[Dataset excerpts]
☆ ☆ ☆ ☆ ☆ ☆ ☆
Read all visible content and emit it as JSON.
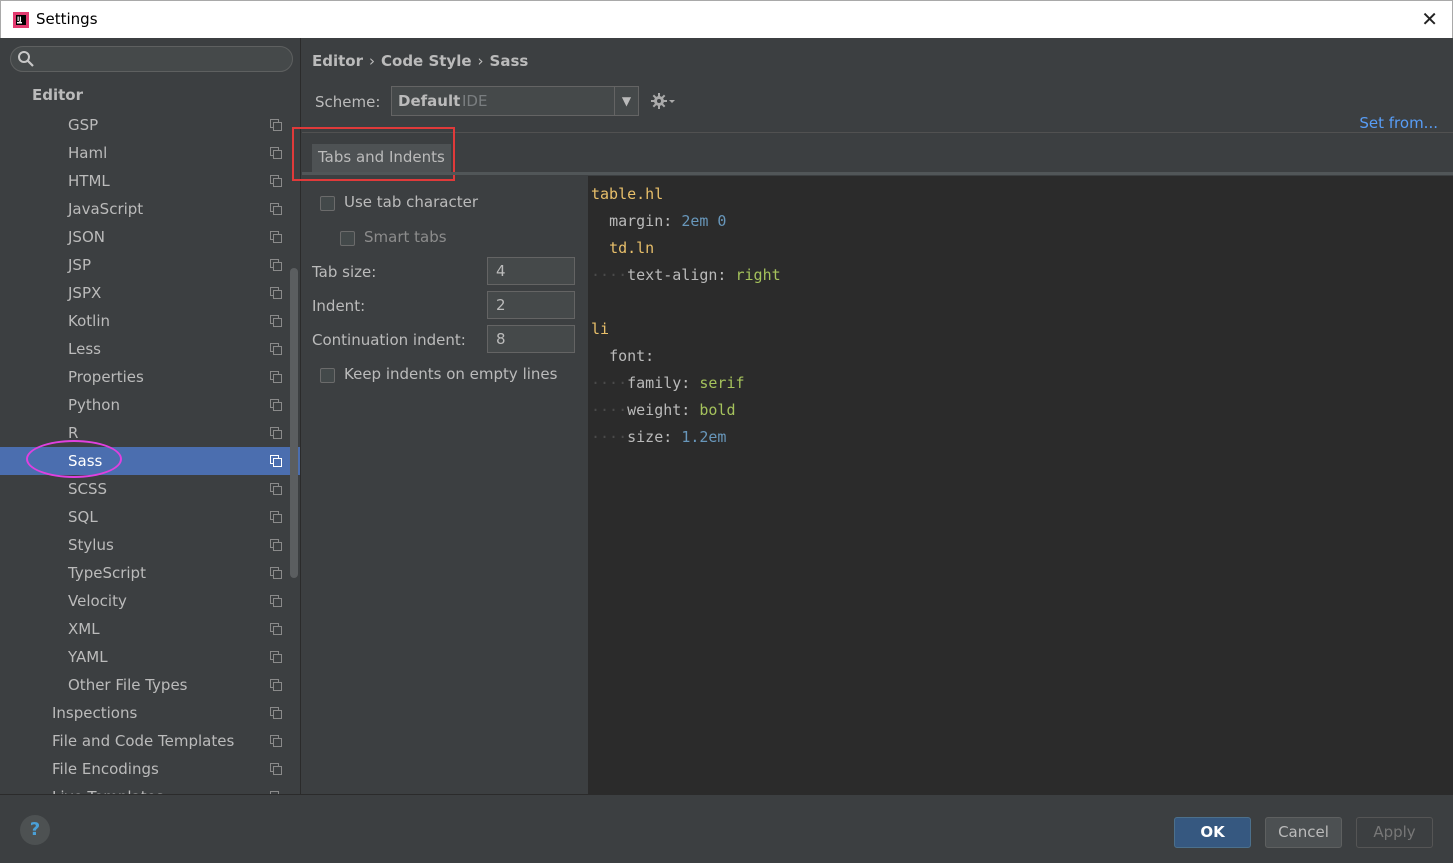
{
  "window": {
    "title": "Settings",
    "close_glyph": "✕"
  },
  "sidebar": {
    "search": {
      "placeholder": "",
      "value": ""
    },
    "heading": "Editor",
    "items": [
      {
        "label": "GSP",
        "level": "child"
      },
      {
        "label": "Haml",
        "level": "child"
      },
      {
        "label": "HTML",
        "level": "child"
      },
      {
        "label": "JavaScript",
        "level": "child"
      },
      {
        "label": "JSON",
        "level": "child"
      },
      {
        "label": "JSP",
        "level": "child"
      },
      {
        "label": "JSPX",
        "level": "child"
      },
      {
        "label": "Kotlin",
        "level": "child"
      },
      {
        "label": "Less",
        "level": "child"
      },
      {
        "label": "Properties",
        "level": "child"
      },
      {
        "label": "Python",
        "level": "child"
      },
      {
        "label": "R",
        "level": "child"
      },
      {
        "label": "Sass",
        "level": "child",
        "selected": true
      },
      {
        "label": "SCSS",
        "level": "child"
      },
      {
        "label": "SQL",
        "level": "child"
      },
      {
        "label": "Stylus",
        "level": "child"
      },
      {
        "label": "TypeScript",
        "level": "child"
      },
      {
        "label": "Velocity",
        "level": "child"
      },
      {
        "label": "XML",
        "level": "child"
      },
      {
        "label": "YAML",
        "level": "child"
      },
      {
        "label": "Other File Types",
        "level": "child"
      },
      {
        "label": "Inspections",
        "level": "top"
      },
      {
        "label": "File and Code Templates",
        "level": "top"
      },
      {
        "label": "File Encodings",
        "level": "top"
      },
      {
        "label": "Live Templates",
        "level": "top"
      }
    ]
  },
  "breadcrumb": {
    "parts": [
      "Editor",
      "Code Style",
      "Sass"
    ],
    "sep": "›"
  },
  "scheme": {
    "label": "Scheme:",
    "value": "Default",
    "sub": "IDE",
    "arrow": "▼"
  },
  "set_from_link": "Set from...",
  "tabs": [
    {
      "label": "Tabs and Indents",
      "active": true
    }
  ],
  "options": {
    "use_tab_character": {
      "label": "Use tab character",
      "checked": false
    },
    "smart_tabs": {
      "label": "Smart tabs",
      "checked": false,
      "disabled": true
    },
    "tab_size": {
      "label": "Tab size:",
      "value": "4"
    },
    "indent": {
      "label": "Indent:",
      "value": "2"
    },
    "continuation_indent": {
      "label": "Continuation indent:",
      "value": "8"
    },
    "keep_indents": {
      "label": "Keep indents on empty lines",
      "checked": false
    }
  },
  "preview": {
    "lines": [
      {
        "ws": "",
        "parts": [
          [
            "sel",
            "table.hl"
          ]
        ]
      },
      {
        "ws": "  ",
        "parts": [
          [
            "prop",
            "margin: "
          ],
          [
            "num",
            "2em 0"
          ]
        ]
      },
      {
        "ws": "  ",
        "parts": [
          [
            "sel",
            "td.ln"
          ]
        ]
      },
      {
        "ws": "····",
        "parts": [
          [
            "prop",
            "text-align: "
          ],
          [
            "kw",
            "right"
          ]
        ]
      },
      {
        "ws": "",
        "parts": []
      },
      {
        "ws": "",
        "parts": [
          [
            "sel",
            "li"
          ]
        ]
      },
      {
        "ws": "  ",
        "parts": [
          [
            "prop",
            "font:"
          ]
        ]
      },
      {
        "ws": "····",
        "parts": [
          [
            "prop",
            "family: "
          ],
          [
            "kw",
            "serif"
          ]
        ]
      },
      {
        "ws": "····",
        "parts": [
          [
            "prop",
            "weight: "
          ],
          [
            "kw",
            "bold"
          ]
        ]
      },
      {
        "ws": "····",
        "parts": [
          [
            "prop",
            "size: "
          ],
          [
            "num",
            "1.2em"
          ]
        ]
      }
    ]
  },
  "footer": {
    "help": "?",
    "ok": "OK",
    "cancel": "Cancel",
    "apply": "Apply"
  },
  "colors": {
    "accent_selection": "#4b6eaf",
    "link": "#589df6",
    "ok_button": "#365880",
    "tab_highlight_border": "#e03a3a",
    "sidebar_circle": "#e040e0"
  }
}
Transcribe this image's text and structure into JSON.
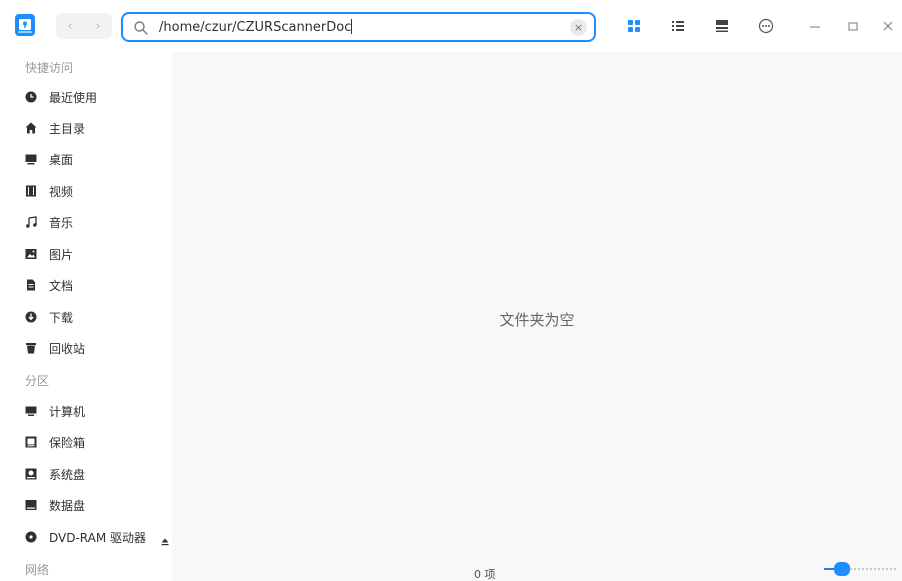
{
  "titlebar": {
    "address_path": "/home/czur/CZURScannerDoc",
    "back_glyph": "‹",
    "forward_glyph": "›",
    "clear_glyph": "×",
    "icons": [
      "search-icon",
      "icon-view-icon",
      "list-view-icon",
      "detail-view-icon",
      "more-menu-icon"
    ],
    "window_controls": [
      "minimize",
      "maximize",
      "close"
    ]
  },
  "sidebar": {
    "quick_access_title": "快捷访问",
    "quick_access": [
      {
        "label": "最近使用",
        "icon": "clock-icon"
      },
      {
        "label": "主目录",
        "icon": "home-icon"
      },
      {
        "label": "桌面",
        "icon": "desktop-icon"
      },
      {
        "label": "视频",
        "icon": "video-icon"
      },
      {
        "label": "音乐",
        "icon": "music-icon"
      },
      {
        "label": "图片",
        "icon": "picture-icon"
      },
      {
        "label": "文档",
        "icon": "document-icon"
      },
      {
        "label": "下载",
        "icon": "download-icon"
      },
      {
        "label": "回收站",
        "icon": "trash-icon"
      }
    ],
    "partitions_title": "分区",
    "partitions": [
      {
        "label": "计算机",
        "icon": "computer-icon"
      },
      {
        "label": "保险箱",
        "icon": "vault-icon"
      },
      {
        "label": "系统盘",
        "icon": "system-disk-icon"
      },
      {
        "label": "数据盘",
        "icon": "data-disk-icon"
      },
      {
        "label": "DVD-RAM 驱动器",
        "icon": "dvd-icon",
        "eject": "eject-icon"
      }
    ],
    "network_title": "网络"
  },
  "main": {
    "empty_message": "文件夹为空",
    "item_count": "0 项",
    "zoom_level": 0.2
  },
  "colors": {
    "accent": "#1f8cff",
    "sidebar_bg": "#ffffff",
    "content_bg": "#f8f8f8"
  }
}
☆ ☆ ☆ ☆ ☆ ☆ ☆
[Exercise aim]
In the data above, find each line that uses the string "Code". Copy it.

[Completed task]
        "label": "File and Code Templates",
      "Code Style",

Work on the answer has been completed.